WHAT THE TASK ASKS
A verbatim printing of the entries that follow is needed; pictures must not appear in it.

Excerpts from an interface dataset
• • •
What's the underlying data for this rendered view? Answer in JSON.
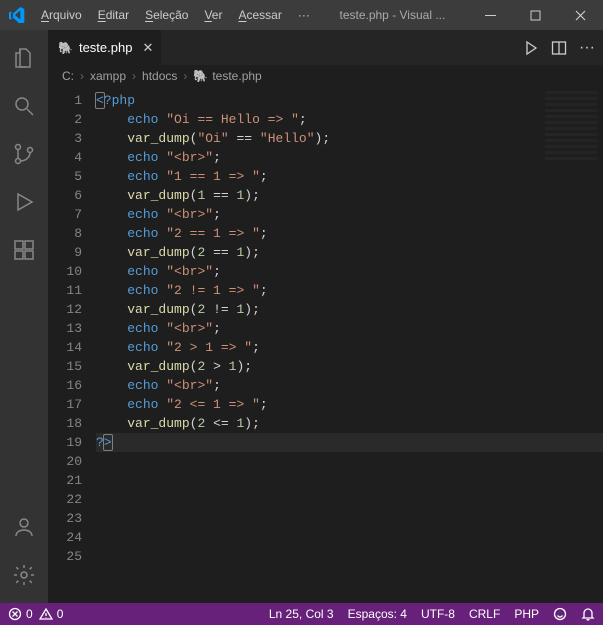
{
  "menu": {
    "arquivo": "Arquivo",
    "editar": "Editar",
    "selecao": "Seleção",
    "ver": "Ver",
    "acessar": "Acessar",
    "overflow": "···"
  },
  "window_title": "teste.php - Visual ...",
  "tab": {
    "label": "teste.php"
  },
  "breadcrumb": {
    "seg0": "C:",
    "seg1": "xampp",
    "seg2": "htdocs",
    "seg3": "teste.php"
  },
  "line_numbers": [
    "1",
    "2",
    "3",
    "4",
    "5",
    "6",
    "7",
    "8",
    "9",
    "10",
    "11",
    "12",
    "13",
    "14",
    "15",
    "16",
    "17",
    "18",
    "19",
    "20",
    "21",
    "22",
    "23",
    "24",
    "25"
  ],
  "code": {
    "l1_open": "<?php",
    "l2_echo": "echo",
    "l2_str": "\"Oi == Hello => \"",
    "l2_semi": ";",
    "l3_fn": "var_dump",
    "l3_lp": "(",
    "l3_s1": "\"Oi\"",
    "l3_op": " == ",
    "l3_s2": "\"Hello\"",
    "l3_rp": ")",
    "l3_semi": ";",
    "l4_echo": "echo",
    "l4_str": "\"<br>\"",
    "l4_semi": ";",
    "l6_echo": "echo",
    "l6_str": "\"1 == 1 => \"",
    "l6_semi": ";",
    "l7_fn": "var_dump",
    "l7_lp": "(",
    "l7_n1": "1",
    "l7_op": " == ",
    "l7_n2": "1",
    "l7_rp": ")",
    "l7_semi": ";",
    "l8_echo": "echo",
    "l8_str": "\"<br>\"",
    "l8_semi": ";",
    "l10_echo": "echo",
    "l10_str": "\"2 == 1 => \"",
    "l10_semi": ";",
    "l11_fn": "var_dump",
    "l11_lp": "(",
    "l11_n1": "2",
    "l11_op": " == ",
    "l11_n2": "1",
    "l11_rp": ")",
    "l11_semi": ";",
    "l12_echo": "echo",
    "l12_str": "\"<br>\"",
    "l12_semi": ";",
    "l14_echo": "echo",
    "l14_str": "\"2 != 1 => \"",
    "l14_semi": ";",
    "l15_fn": "var_dump",
    "l15_lp": "(",
    "l15_n1": "2",
    "l15_op": " != ",
    "l15_n2": "1",
    "l15_rp": ")",
    "l15_semi": ";",
    "l16_echo": "echo",
    "l16_str": "\"<br>\"",
    "l16_semi": ";",
    "l18_echo": "echo",
    "l18_str": "\"2 > 1 => \"",
    "l18_semi": ";",
    "l19_fn": "var_dump",
    "l19_lp": "(",
    "l19_n1": "2",
    "l19_op": " > ",
    "l19_n2": "1",
    "l19_rp": ")",
    "l19_semi": ";",
    "l20_echo": "echo",
    "l20_str": "\"<br>\"",
    "l20_semi": ";",
    "l22_echo": "echo",
    "l22_str": "\"2 <= 1 => \"",
    "l22_semi": ";",
    "l23_fn": "var_dump",
    "l23_lp": "(",
    "l23_n1": "2",
    "l23_op": " <= ",
    "l23_n2": "1",
    "l23_rp": ")",
    "l23_semi": ";",
    "l25_close_q": "?",
    "l25_close_gt": ">"
  },
  "status": {
    "errors": "0",
    "warnings": "0",
    "lncol": "Ln 25, Col 3",
    "spaces": "Espaços: 4",
    "encoding": "UTF-8",
    "eol": "CRLF",
    "language": "PHP"
  }
}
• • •
EXPECTED OUTPUT
What's the underlying data for this rendered view? Answer in JSON.
{
  "menu": {
    "arquivo": "Arquivo",
    "editar": "Editar",
    "selecao": "Seleção",
    "ver": "Ver",
    "acessar": "Acessar",
    "overflow": "···"
  },
  "window_title": "teste.php - Visual ...",
  "tab": {
    "label": "teste.php"
  },
  "breadcrumb": {
    "seg0": "C:",
    "seg1": "xampp",
    "seg2": "htdocs",
    "seg3": "teste.php"
  },
  "line_numbers": [
    "1",
    "2",
    "3",
    "4",
    "5",
    "6",
    "7",
    "8",
    "9",
    "10",
    "11",
    "12",
    "13",
    "14",
    "15",
    "16",
    "17",
    "18",
    "19",
    "20",
    "21",
    "22",
    "23",
    "24",
    "25"
  ],
  "code": {
    "l1_open": "<?php",
    "l2_echo": "echo",
    "l2_str": "\"Oi == Hello => \"",
    "l2_semi": ";",
    "l3_fn": "var_dump",
    "l3_lp": "(",
    "l3_s1": "\"Oi\"",
    "l3_op": " == ",
    "l3_s2": "\"Hello\"",
    "l3_rp": ")",
    "l3_semi": ";",
    "l4_echo": "echo",
    "l4_str": "\"<br>\"",
    "l4_semi": ";",
    "l6_echo": "echo",
    "l6_str": "\"1 == 1 => \"",
    "l6_semi": ";",
    "l7_fn": "var_dump",
    "l7_lp": "(",
    "l7_n1": "1",
    "l7_op": " == ",
    "l7_n2": "1",
    "l7_rp": ")",
    "l7_semi": ";",
    "l8_echo": "echo",
    "l8_str": "\"<br>\"",
    "l8_semi": ";",
    "l10_echo": "echo",
    "l10_str": "\"2 == 1 => \"",
    "l10_semi": ";",
    "l11_fn": "var_dump",
    "l11_lp": "(",
    "l11_n1": "2",
    "l11_op": " == ",
    "l11_n2": "1",
    "l11_rp": ")",
    "l11_semi": ";",
    "l12_echo": "echo",
    "l12_str": "\"<br>\"",
    "l12_semi": ";",
    "l14_echo": "echo",
    "l14_str": "\"2 != 1 => \"",
    "l14_semi": ";",
    "l15_fn": "var_dump",
    "l15_lp": "(",
    "l15_n1": "2",
    "l15_op": " != ",
    "l15_n2": "1",
    "l15_rp": ")",
    "l15_semi": ";",
    "l16_echo": "echo",
    "l16_str": "\"<br>\"",
    "l16_semi": ";",
    "l18_echo": "echo",
    "l18_str": "\"2 > 1 => \"",
    "l18_semi": ";",
    "l19_fn": "var_dump",
    "l19_lp": "(",
    "l19_n1": "2",
    "l19_op": " > ",
    "l19_n2": "1",
    "l19_rp": ")",
    "l19_semi": ";",
    "l20_echo": "echo",
    "l20_str": "\"<br>\"",
    "l20_semi": ";",
    "l22_echo": "echo",
    "l22_str": "\"2 <= 1 => \"",
    "l22_semi": ";",
    "l23_fn": "var_dump",
    "l23_lp": "(",
    "l23_n1": "2",
    "l23_op": " <= ",
    "l23_n2": "1",
    "l23_rp": ")",
    "l23_semi": ";",
    "l25_close_q": "?",
    "l25_close_gt": ">"
  },
  "status": {
    "errors": "0",
    "warnings": "0",
    "lncol": "Ln 25, Col 3",
    "spaces": "Espaços: 4",
    "encoding": "UTF-8",
    "eol": "CRLF",
    "language": "PHP"
  }
}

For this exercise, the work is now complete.